Voicing its opposition to war with India in the wake of tensions following the Mumbai attacks, Pakistan on Thursday said a military confrontation would be "disastrous" for the region and advocated the need to resume the stalled dialogue.
Pakistan wanted to defuse tension and use existing mechanisms to dispel misunderstanding and build mutual trust with India, Foreign Office spokesman Mohammad Sadiq told reporters here.
He said it would be "unfortunate if a military confrontation takes place" between the two countries.
"War or any level of military confrontation can have disastrous consequences for the region. Pakistan will not accept political or military coercion.

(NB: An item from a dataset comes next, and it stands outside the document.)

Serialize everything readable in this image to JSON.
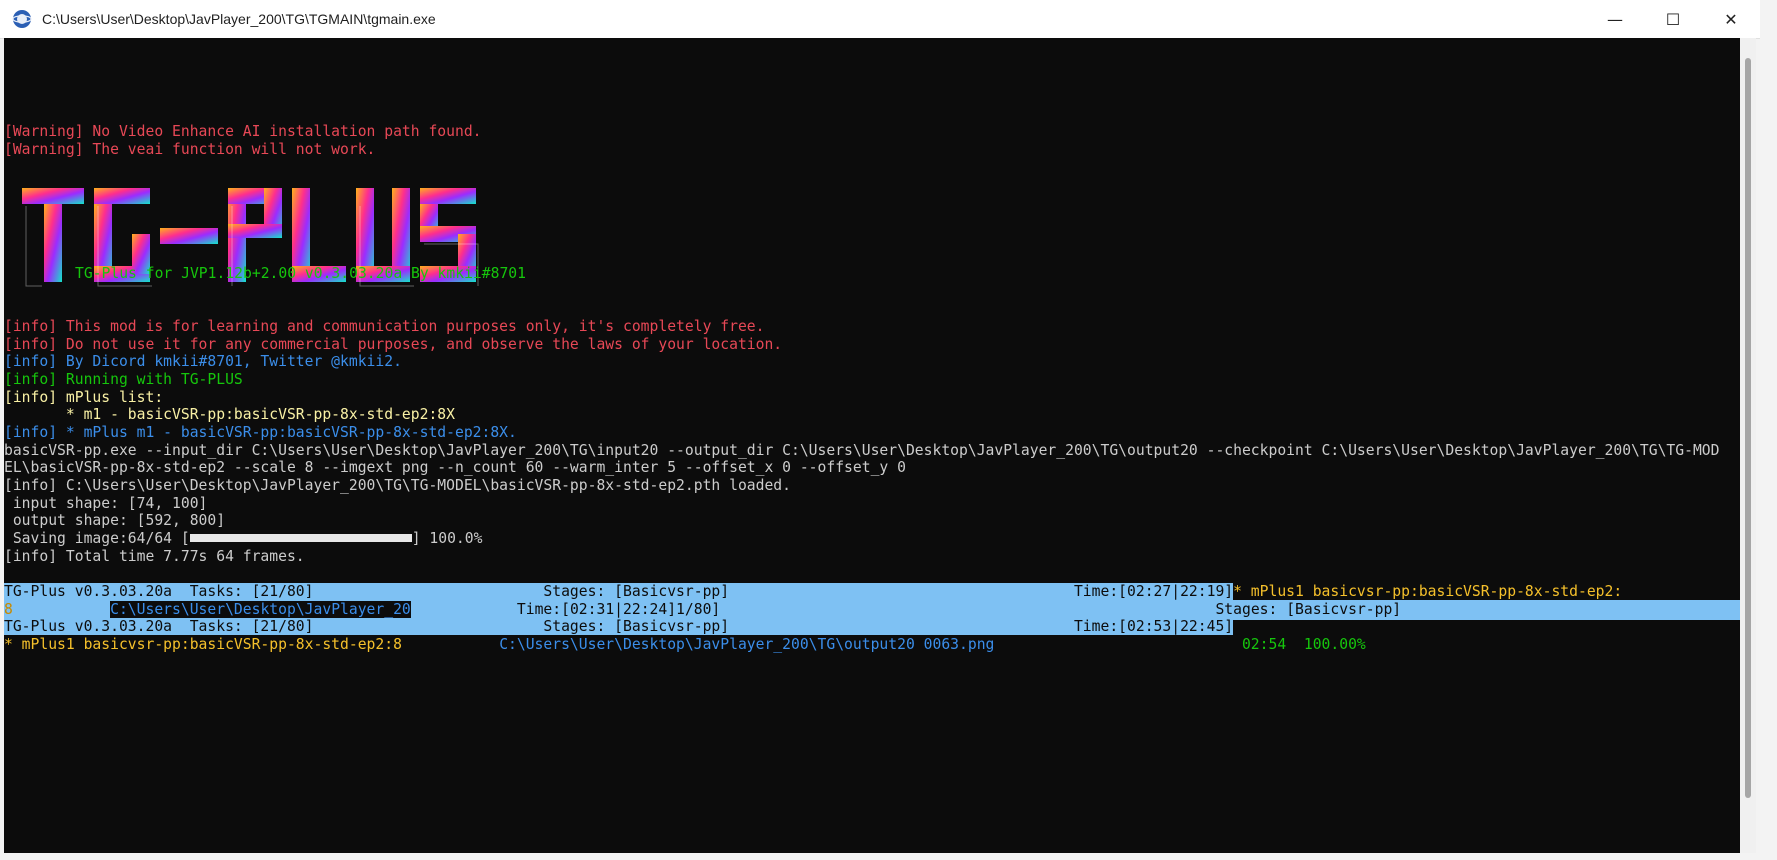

"Although we have made it clear that Pakistan stands ready to take every possible step to defend itself, we have counselled restraint and responsibility," Sadiq said.
Asked if relations between India and Pakistan had become hostage to the Mumbai attacks, Sadiq replied: "India has placed a 'pause' on the composite dialogue.
"Pakistan believes that sustained engagement and dialogue is necessary to allay each other's concerns. Breakdown of dialogue only works to the advantage of terrorists."
Replying to another question on whether Islamabad intended to issue a travel advisory in the wake of the one issued by India asking its citizens not to travel to Pakistan, Sadiq said, "As of now, Pakistan has not issued any India-specific travel advisory. We have been careful and responsible. We do not want to ratchet up the issue."